ASSIGNED TASK >>
Copies of all lines containing the string "text" are needed from the data below.
━━ SOURCE INFORMATION ━━
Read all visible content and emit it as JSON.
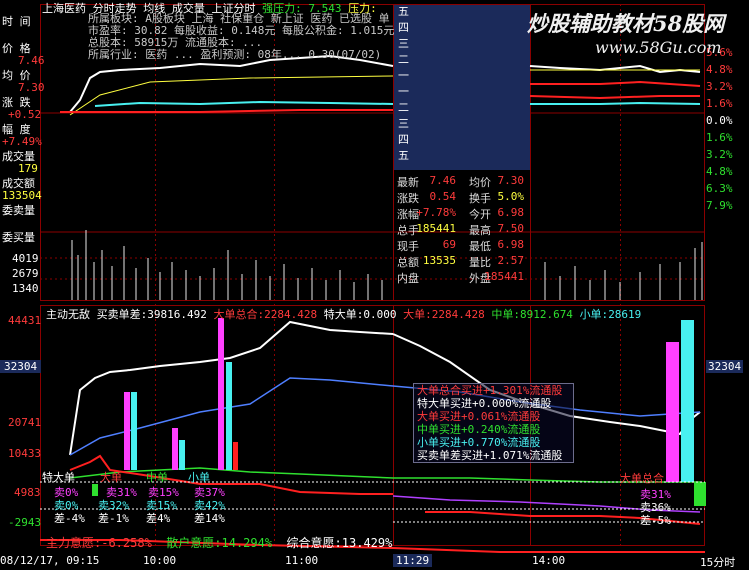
{
  "header": {
    "stock": "上海医药",
    "chart_kind": "分时走势",
    "ma_label": "均线",
    "vol_label": "成交量",
    "index_label": "上证分时",
    "strong_pressure_label": "强压力:",
    "strong_pressure_value": "7.543",
    "pressure_label": "压力:"
  },
  "overlay_info": {
    "line1": "所属板块: A股板块 上海 社保重仓 新上证 医药 已选股 单",
    "line2": "市盈率: 30.82  每股收益: 0.148元  每股公积金: 1.015元",
    "line3": "总股本: 58915万  流通股本: ...",
    "line4": "所属行业: 医药 ... 盈利预测: 08年... 0.30(07/02)"
  },
  "left_labels": {
    "time": "时  间",
    "price": "价  格",
    "price_value": "7.46",
    "avg": "均  价",
    "avg_value": "7.30",
    "change": "涨  跌",
    "change_value": "+0.52",
    "pct": "幅  度",
    "pct_value": "+7.49%",
    "vol": "成交量",
    "vol_value": "179",
    "amount": "成交额",
    "amount_value": "133504",
    "wai": "委卖量",
    "nei": "委买量"
  },
  "order_book": [
    "五",
    "四",
    "三",
    "二",
    "一",
    "一",
    "二",
    "三",
    "四",
    "五"
  ],
  "quote": {
    "last_label": "最新",
    "last": "7.46",
    "avg_label": "均价",
    "avg": "7.30",
    "chg_label": "涨跌",
    "chg": "0.54",
    "turn_label": "换手",
    "turn": "5.0%",
    "pct_label": "涨幅",
    "pct": "+7.78%",
    "open_label": "今开",
    "open": "6.98",
    "vol_label": "总手",
    "vol": "185441",
    "high_label": "最高",
    "high": "7.50",
    "cur_label": "现手",
    "cur": "69",
    "low_label": "最低",
    "low": "6.98",
    "amt_label": "总额",
    "amt": "13535",
    "ratio_label": "量比",
    "ratio": "2.57",
    "in_label": "内盘",
    "in": "",
    "out_label": "外盘",
    "out": "185441"
  },
  "right_axis": [
    "5.6%",
    "4.8%",
    "3.2%",
    "1.6%",
    "0.0%",
    "1.6%",
    "3.2%",
    "4.8%",
    "6.3%",
    "7.9%"
  ],
  "volume_axis": [
    "4019",
    "2679",
    "1340"
  ],
  "indicator_header": {
    "name": "主动无敌",
    "net_label": "买卖单差:",
    "net_value": "39816.492",
    "bigsum_label": "大单总合:",
    "bigsum_value": "2284.428",
    "super_label": "特大单:",
    "super_value": "0.000",
    "big_label": "大单:",
    "big_value": "2284.428",
    "mid_label": "中单:",
    "mid_value": "8912.674",
    "small_label": "小单:",
    "small_value": "28619"
  },
  "lower_axis": [
    "44431",
    "32304",
    "20741",
    "10433",
    "4983",
    "-2943"
  ],
  "lower_axis_right": "32304",
  "legend": [
    {
      "text": "大单总合买进+1.301%流通股",
      "color": "#ff3b3b"
    },
    {
      "text": "特大单买进+0.000%流通股",
      "color": "#ffffff"
    },
    {
      "text": "大单买进+0.061%流通股",
      "color": "#ff3b3b"
    },
    {
      "text": "中单买进+0.240%流通股",
      "color": "#2fe02f"
    },
    {
      "text": "小单买进+0.770%流通股",
      "color": "#48f0f0"
    },
    {
      "text": "买卖单差买进+1.071%流通股",
      "color": "#ffffff"
    }
  ],
  "tab_labels": [
    "特大单",
    "大单",
    "中单",
    "小单"
  ],
  "pct_rows": {
    "sell_a": [
      "卖0%",
      "卖31%",
      "卖15%",
      "卖37%"
    ],
    "buy_a": [
      "卖0%",
      "卖32%",
      "卖15%",
      "卖42%"
    ],
    "diff": [
      "差-4%",
      "差-1%",
      "差4%",
      "差14%"
    ],
    "right_title": "大单总合",
    "right_sell": "卖31%",
    "right_buy": "卖36%",
    "right_diff": "差-5%"
  },
  "footer": {
    "main_label": "主力意愿:",
    "main_value": "-6.258%",
    "retail_label": "散户意愿:",
    "retail_value": "14.294%",
    "total_label": "综合意愿:",
    "total_value": "13.429%"
  },
  "time_axis": {
    "date": "08/12/17, 09:15",
    "t1000": "10:00",
    "t1100": "11:00",
    "t1129": "11:29",
    "t1400": "14:00",
    "end": "15分时"
  },
  "watermark": {
    "text": "炒股辅助教材58股网",
    "url": "www.58Gu.com"
  },
  "colors": {
    "up": "#ff3b3b",
    "down": "#2fe02f",
    "accent": "#ffff40",
    "grid": "#8b0000"
  }
}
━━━
FINAL ANSWER >>
      "text": "大单总合买进+1.301%流通股",
      "text": "特大单买进+0.000%流通股",
      "text": "大单买进+0.061%流通股",
      "text": "中单买进+0.240%流通股",
      "text": "小单买进+0.770%流通股",
      "text": "买卖单差买进+1.071%流通股",
    "text": "炒股辅助教材58股网",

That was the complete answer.